Hank Isaac: Underfunded Overachievers – The Crafting of “Lilac” Part 2

Lilac star Capture a
Elora Coble, the definitive Lilac

I’ve never understood how a filmmaker can post a call for actors which goes something like this:

Feature film shooting next week.

Casting lead actress.

Send resumes & head shots…

I mean, really… A WEEK!

Okay, so maybe I’m at the other end of the see-saw. I cast really, really early. Sometimes more than a year out. Why? Well, first, I don’t believe ANY actor can play ANY character. Somehow, when studying history way back when, I just never really pictured John Wayne as Genghis Kahn. Second, I like to take parts of an actor’s personality and infuse the character she’s going to play with them.

When I first wrote “Lilac,” both the story and the characters were completely different.
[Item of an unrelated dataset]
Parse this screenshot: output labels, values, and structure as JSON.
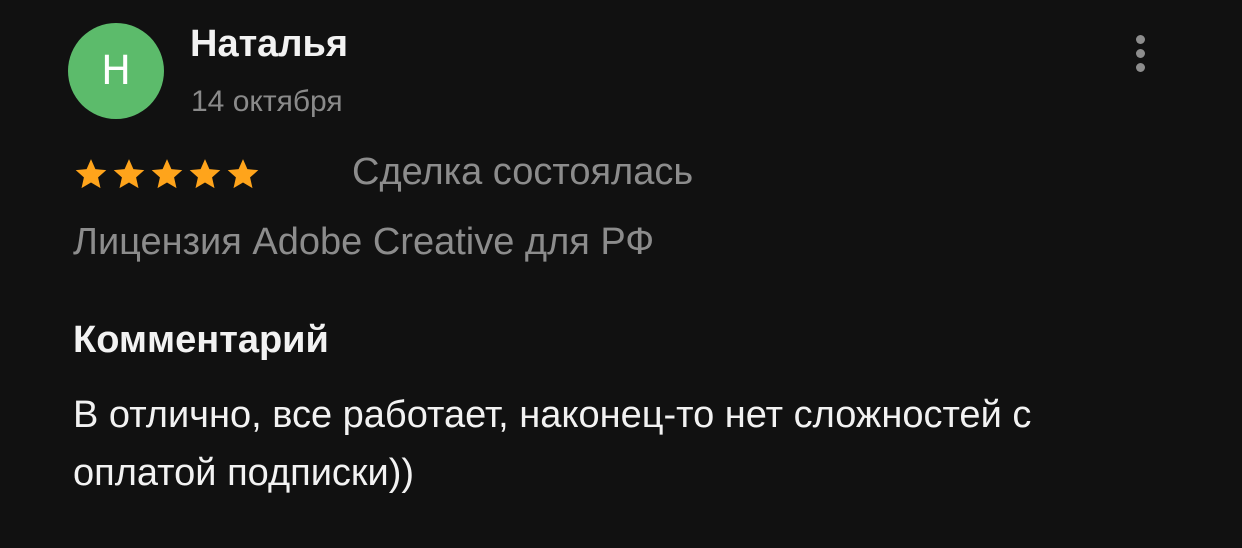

The main character, Lilac, was a fourteen-year-old homeless girl who became an assassin, eventually mentored by an aging former CIA hit man whose career ended badly. The ramp-up to that idea was my disappointment with how the film, Leon (The Professional is the title of the sanitized U.S. version) dealt with the character of young Matilda at the end. She walks away from the now dead Leon, her mentor throughout the film, mends her ways, goes back to school, and sticks Leon’s treasured plant in the ground to complete the planting-roots metaphor.

Well, folks, I wanted Matilda to take up Leon’s craft as an assassin. She even says somewhere in the film that she’s getting really good at helping him.

But, for whatever reasons, the filmmakers chose the moral high ground.

So I simply wrote the story I wanted to see. And even though I actually had someone who could play the part of Lilac, she was not ready to be as rough and tough as the character needed to be. And I felt that sort of hesitation would be obvious to an audience.

At that point, I did a complete reversal and created a younger Lilac and wrote the after-school-special version (same title) wherein Lilac was about ten and was competing with a slightly older boy for the honor of being considered the best detective in elementary school.

While I liked the characters and their story, I felt that the whole thing was way too mellow.

And besides, when I write, “dark & edgy” ALWAYS creeps in. No matter what I do. Honestly, stories and characters are way more interesting that way.

So I essentially took Lilac the assassin and Lilac the child detective and merged them into one homeless ten-year-old vigilante. The log line for the series then became: “What if Robin Hood was a homeless ten-year-old girl living in a modern city.”

Now let’s flashback about four paragraphs to the elementary school detective version of Lilac.

I needed a ten-year-old actress who could carry off the lead in a potentially long storyline. I immediately thought of one of the extras I’d cast in my short silent film, “The Bench.” She had a brief appearance in a dream sequence. She was one of six kids in it and one of them got to dangle a dead mouse in front of one of the older actors’ faces. I decided to shoot six takes so each child could have the fun of doing that. Well, this particular young actress – she was only eight at the time – not only dangled the mouse superbly, she made sure each of the other kids got his turn. She became, in essence, a temporary 2nd AD.

But it wasn’t so much THAT she did it but more about HOW she did it. She was a gentle leader and every single kid listened to her. She never had to establish herself as the “authority,” but for some reason, everyone did what she said. She was forceful without being over bearing.

So it was about six months later that I realized: This is my “Lilac.”

I arranged to meet with her and her parents. Here was the kind of family every child in the world would pick if they could order a family from a catalog. And the young actress? Super smart. Articulate, with impeccable diction. And could not take a bad photograph if she tried.

But the most important part – and this is really my casting mantra – is that she expressed the perfect blend of strength and vulnerability. Because it is my opinion that strength will carry a character through a story, but it is her vulnerability that will bring the audience along with her.

So… many meetings, discussions, improvisations, and rehearsal assistances began to reveal the personality that would ultimately drive my writing and create this tough but caring character who has absolutely nothing in the world except her crossbow and the unflinching desire to fix the very same world she perceives as horribly broken… Lilac.

LILAC is here